In recent years, with the continuous research and development in the field of polymer synthesis, the incorporation of constrained cyclotetrasiloxane into polymers has been proven to be key for a wide range of functional materials, including thin-film electrolyte, self-healing, thermal stable materials, high oxygen-permeable films, spreading reagents, liquid crystals and so on. However the combination between the constrained siloxane rings with cyclic polymers hasn’t been investigated due to the lack of efficient way of constructing cyclotetrasiloxane ring containing cyclic polymers, and therefore the use of cyclic polymers in these areas is limited.

Professor Yuzhou Liu’s team reported for the first time the utilization of Piers-Rubinsztajn reaction for the one-step synthesis of cyclic polysiloxanes with novel structural features. Specifically the B(C6F5)3 catalyzed coupling reaction between various organic tris(dimethylsiloxy)silane and trialkoxysilane compounds generates a series of cyclic polysiloxanes with cyclotetrasiloxane subunits. The thiolated cyclic polymer is also shown effective in directing the circular assembly gold nano particles. The presence of constrained rings on the backbone is unprecedented and may bring opportunities for novel applications of these cyclic polymers.




Scheme 1. (A) The cyclotetrasiloxane formation between dihydrosilane and dialkoxysilane compounds. (B) The proposed cyclotetrasiloxane subunits formation based on reaction (A) and then their intermolecular reaction to form cyclic polycyclotetrasiloxane polymers.
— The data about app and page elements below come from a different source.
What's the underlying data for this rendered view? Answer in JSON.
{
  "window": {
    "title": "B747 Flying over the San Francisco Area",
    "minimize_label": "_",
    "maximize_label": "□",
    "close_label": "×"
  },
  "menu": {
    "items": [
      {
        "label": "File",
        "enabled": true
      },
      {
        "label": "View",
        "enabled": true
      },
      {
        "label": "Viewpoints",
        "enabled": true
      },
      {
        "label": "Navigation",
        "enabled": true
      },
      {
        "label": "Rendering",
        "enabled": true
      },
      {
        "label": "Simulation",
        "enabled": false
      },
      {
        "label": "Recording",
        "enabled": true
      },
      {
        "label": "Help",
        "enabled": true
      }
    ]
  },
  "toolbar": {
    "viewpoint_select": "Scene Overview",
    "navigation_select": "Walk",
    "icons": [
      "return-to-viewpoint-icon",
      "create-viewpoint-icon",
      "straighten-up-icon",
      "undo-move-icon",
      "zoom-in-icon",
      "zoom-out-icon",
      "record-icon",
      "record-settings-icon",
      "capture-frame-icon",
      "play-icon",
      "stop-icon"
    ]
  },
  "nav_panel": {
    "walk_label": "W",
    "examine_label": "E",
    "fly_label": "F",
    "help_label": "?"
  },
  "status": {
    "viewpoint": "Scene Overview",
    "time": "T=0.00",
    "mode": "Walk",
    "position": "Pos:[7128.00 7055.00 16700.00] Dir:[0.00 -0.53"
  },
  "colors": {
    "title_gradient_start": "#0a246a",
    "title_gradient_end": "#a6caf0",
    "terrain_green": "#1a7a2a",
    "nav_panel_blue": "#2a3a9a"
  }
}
Fig 1. (A~C) AFM height images of multiple particles of 1 at different scales showing the uniform distribution of cyclic particles; insert in C: profile analysis of a single cyclic particle shown in the green line; a higher resolution of image A is provided in supporting information as Fig. S34 [M1] showing all molecules in the image as circular. (D) FESEM images of 1 on the carbon surface (samples were coated with gold before measurement).
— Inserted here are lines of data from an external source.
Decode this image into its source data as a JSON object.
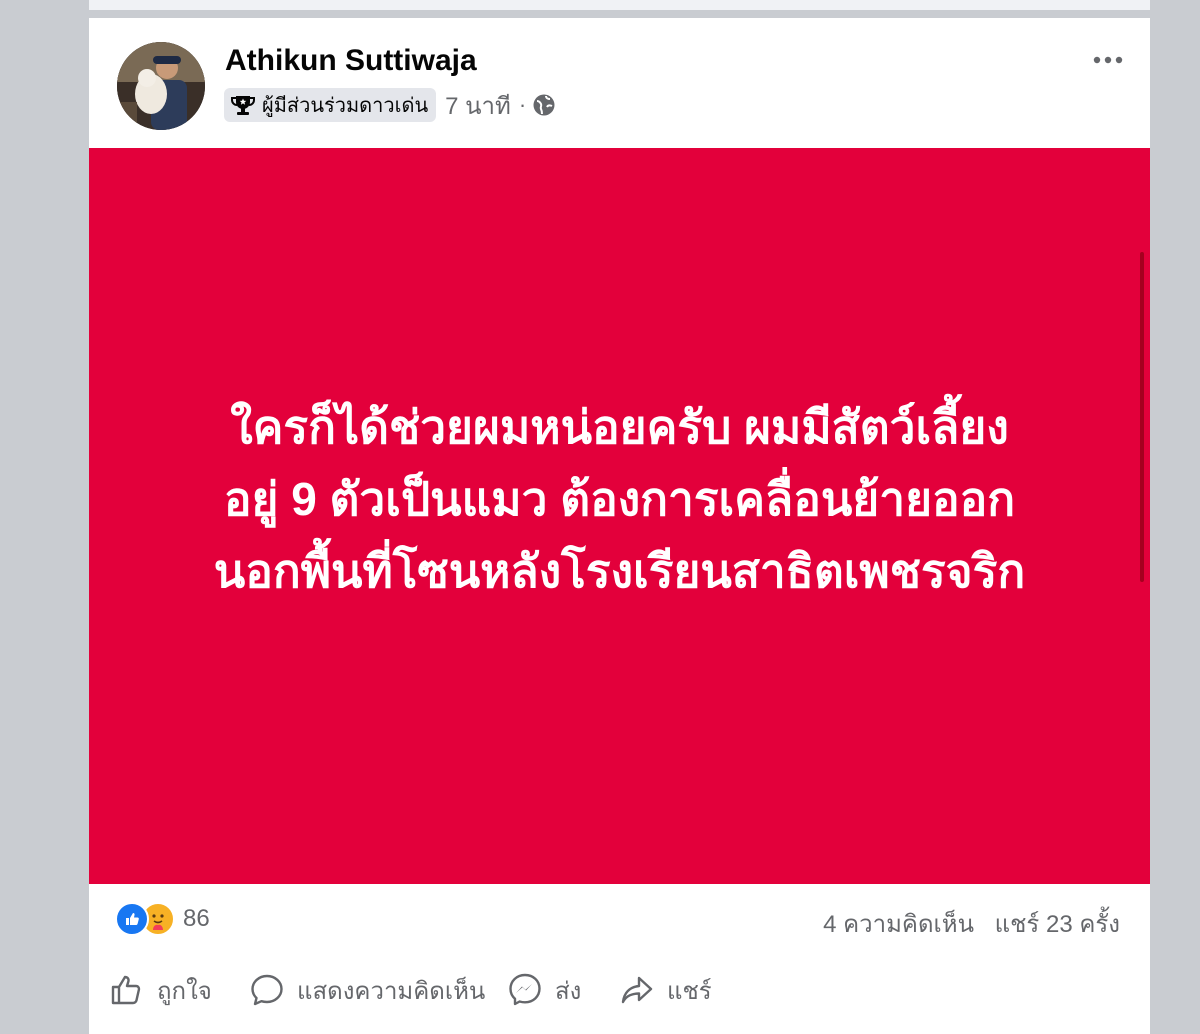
{
  "post": {
    "author_name": "Athikun Suttiwaja",
    "badge_label": "ผู้มีส่วนร่วมดาวเด่น",
    "time": "7 นาที",
    "audience_icon": "globe-icon",
    "text_lines": [
      "ใครก็ได้ช่วยผมหน่อยครับ ผมมีสัตว์เลี้ยง",
      "อยู่ 9 ตัวเป็นแมว ต้องการเคลื่อนย้ายออก",
      "นอกพื้นที่โซนหลังโรงเรียนสาธิตเพชรจริก"
    ],
    "background_color": "#e3003b",
    "reaction_count": "86",
    "comments_text": "4 ความคิดเห็น",
    "shares_text": "แชร์ 23 ครั้ง"
  },
  "actions": {
    "like_label": "ถูกใจ",
    "comment_label": "แสดงความคิดเห็น",
    "send_label": "ส่ง",
    "share_label": "แชร์"
  }
}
Fig 2. TEM images of circular gold clusters coated on the surface of 14 (the insert shows the vial containing the purple CH2Cl2 solution of the gold nano particle assembly).
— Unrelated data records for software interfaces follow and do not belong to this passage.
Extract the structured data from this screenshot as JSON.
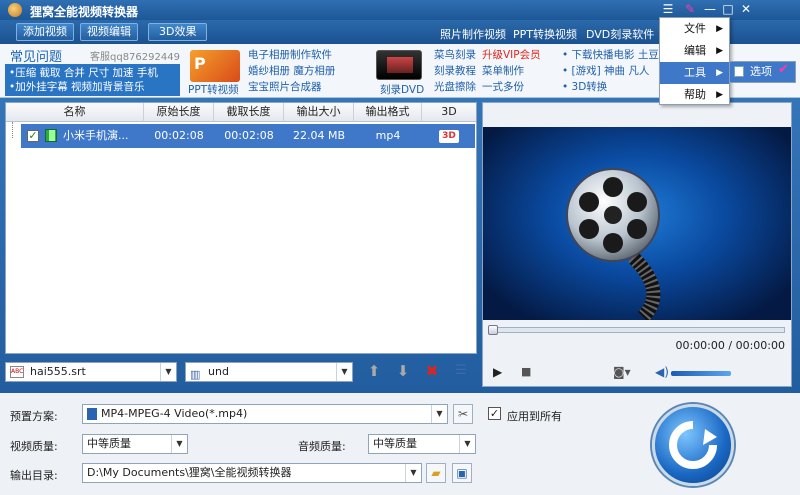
{
  "app": {
    "title": "狸窝全能视频转换器"
  },
  "toolbar": {
    "add_video": "添加视频",
    "edit_video": "视频编辑",
    "effect_3d": "3D效果",
    "links": [
      "照片制作视频",
      "PPT转换视频",
      "DVD刻录软件"
    ]
  },
  "ads": {
    "faq_title": "常见问题",
    "qq": "客服qq876292449",
    "faq_line1": "•压缩 截取 合并 尺寸 加速 手机",
    "faq_line2": "•加外挂字幕 视频加背景音乐",
    "ppt_label": "PPT转视频",
    "col1": [
      "电子相册制作软件",
      "婚纱相册 魔方相册",
      "宝宝照片合成器"
    ],
    "dvd_label": "刻录DVD",
    "col2a": [
      "菜鸟刻录",
      "刻录教程",
      "光盘擦除"
    ],
    "col2b": [
      "升级VIP会员",
      "菜单制作",
      "一式多份"
    ],
    "col3": [
      "• 下载快播电影 土豆",
      "• [游戏] 神曲 凡人",
      "• 3D转换"
    ]
  },
  "filelist": {
    "headers": [
      "名称",
      "原始长度",
      "截取长度",
      "输出大小",
      "输出格式",
      "3D"
    ],
    "rows": [
      {
        "name": "小米手机演...",
        "orig": "00:02:08",
        "cut": "00:02:08",
        "size": "22.04 MB",
        "format": "mp4",
        "three_d": "3D"
      }
    ]
  },
  "subtitle": {
    "file": "hai555.srt",
    "audio": "und"
  },
  "preview": {
    "time": "00:00:00 / 00:00:00"
  },
  "settings": {
    "preset_label": "预置方案:",
    "preset_value": "MP4-MPEG-4 Video(*.mp4)",
    "apply_all": "应用到所有",
    "video_quality_label": "视频质量:",
    "video_quality": "中等质量",
    "audio_quality_label": "音频质量:",
    "audio_quality": "中等质量",
    "output_label": "输出目录:",
    "output_path": "D:\\My Documents\\狸窝\\全能视频转换器"
  },
  "menu": {
    "items": [
      "文件",
      "编辑",
      "工具",
      "帮助"
    ],
    "submenu_item": "选项"
  },
  "colors": {
    "selection": "#3f78c8",
    "titlebar": "#1d5798",
    "link_red": "#e0241b"
  }
}
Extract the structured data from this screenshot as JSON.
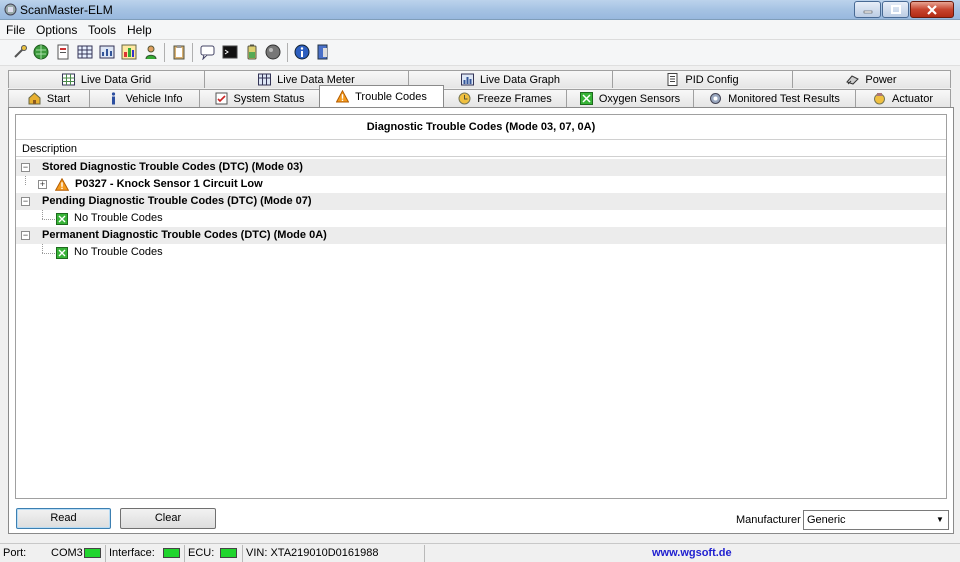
{
  "window": {
    "title": "ScanMaster-ELM"
  },
  "menu": [
    "File",
    "Options",
    "Tools",
    "Help"
  ],
  "tabs_top": [
    {
      "label": "Live Data Grid",
      "icon": "grid-icon"
    },
    {
      "label": "Live Data Meter",
      "icon": "meter-icon"
    },
    {
      "label": "Live Data Graph",
      "icon": "graph-icon"
    },
    {
      "label": "PID Config",
      "icon": "config-icon"
    },
    {
      "label": "Power",
      "icon": "power-icon"
    }
  ],
  "tabs_bottom": [
    {
      "label": "Start",
      "icon": "start-icon"
    },
    {
      "label": "Vehicle Info",
      "icon": "info-icon"
    },
    {
      "label": "System Status",
      "icon": "status-icon"
    },
    {
      "label": "Trouble Codes",
      "icon": "warning-icon",
      "active": true
    },
    {
      "label": "Freeze Frames",
      "icon": "freeze-icon"
    },
    {
      "label": "Oxygen Sensors",
      "icon": "oxygen-icon"
    },
    {
      "label": "Monitored Test Results",
      "icon": "gear-icon"
    },
    {
      "label": "Actuator",
      "icon": "actuator-icon"
    }
  ],
  "panel": {
    "title": "Diagnostic Trouble Codes (Mode 03, 07, 0A)",
    "column_header": "Description",
    "groups": [
      {
        "label": "Stored Diagnostic Trouble Codes (DTC) (Mode 03)",
        "items": [
          {
            "text": "P0327 - Knock Sensor 1 Circuit Low",
            "type": "dtc"
          }
        ]
      },
      {
        "label": "Pending Diagnostic Trouble Codes (DTC) (Mode 07)",
        "items": [
          {
            "text": "No Trouble Codes",
            "type": "ok"
          }
        ]
      },
      {
        "label": "Permanent Diagnostic Trouble Codes (DTC) (Mode 0A)",
        "items": [
          {
            "text": "No Trouble Codes",
            "type": "ok"
          }
        ]
      }
    ]
  },
  "buttons": {
    "read": "Read",
    "clear": "Clear"
  },
  "manufacturer": {
    "label": "Manufacturer",
    "value": "Generic"
  },
  "status": {
    "port_label": "Port:",
    "port_value": "COM3",
    "interface_label": "Interface:",
    "ecu_label": "ECU:",
    "vin": "VIN: XTA219010D0161988",
    "website": "www.wgsoft.de",
    "led_color": "#21d52e"
  }
}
At the same time, Professor Yuzhou Liu and his team successfully synthesized a hyperbranched polymer with the in 6-memebered cyclotrisiloxane constrain ring (HBP-1) from simple organic silane monomer by using Piers-Rubinsztajn reaction.The preparation of hyperbranched polymer is appealing but is hindered by the lack of control of intramolecular cyclization, which usually leads to the formation of inert loops. The team succeeded in deliberately directing the intramolecular cyclization into the formation of highly constrained and thus reactive rings, which were then used for arm attachment. In this way, simple and efficient synthesis of a hyperbranched bi-block polymer (PSt-HBP-1) and tri-block polymer with incompatible arms is realized (JHBP-1) and its potential application in self-assembly is demonstrated with the formation of interesting giant toroid structures.




Scheme 2. The sequential polymeric chain formation and cyclization led [M2] to cyclotrisiloxane-terminated hyperbranched polymer 1 (HBP-1).




Fig 3. Comparison between different ways of making Janus-type branched polymers




Scheme 3. The preparation of JHBP-1 by ring opening reactions of the cyclotrisiloxane rings on HBP-1

Fig 4. (A-C) The AFM imaging of the self-assembled PSt-HBP-1 on the surface of silicon spin-coated with the chloroform solution of PSt-HBP-1. Image A is from the low concentration sample and images B and C are from high concentration samples. (D-F) The AFM imaging of the self-assembled JHBP-1 on the surface of silicon spin-coated with the chloroform solution of JHBP-1. Image D is from the low concentration sample and images E and F are from high concentration samples.



Yuzhou Liu, professor, school of chemistry, Beihang University, E-mail:



[1]Jianyi Yu, Yuzhou Liu*. Angewandte Chemie International Edition. 2017, 56, 8706 –8710. DOI: 10.1002/anie.201703347.

[2]Chunyan Wua, Chunhua Hub, and Yuzhou Liu*a. Polymer Chemistry.2017, Advance Article. DOI: 10.1039/c7py01177f.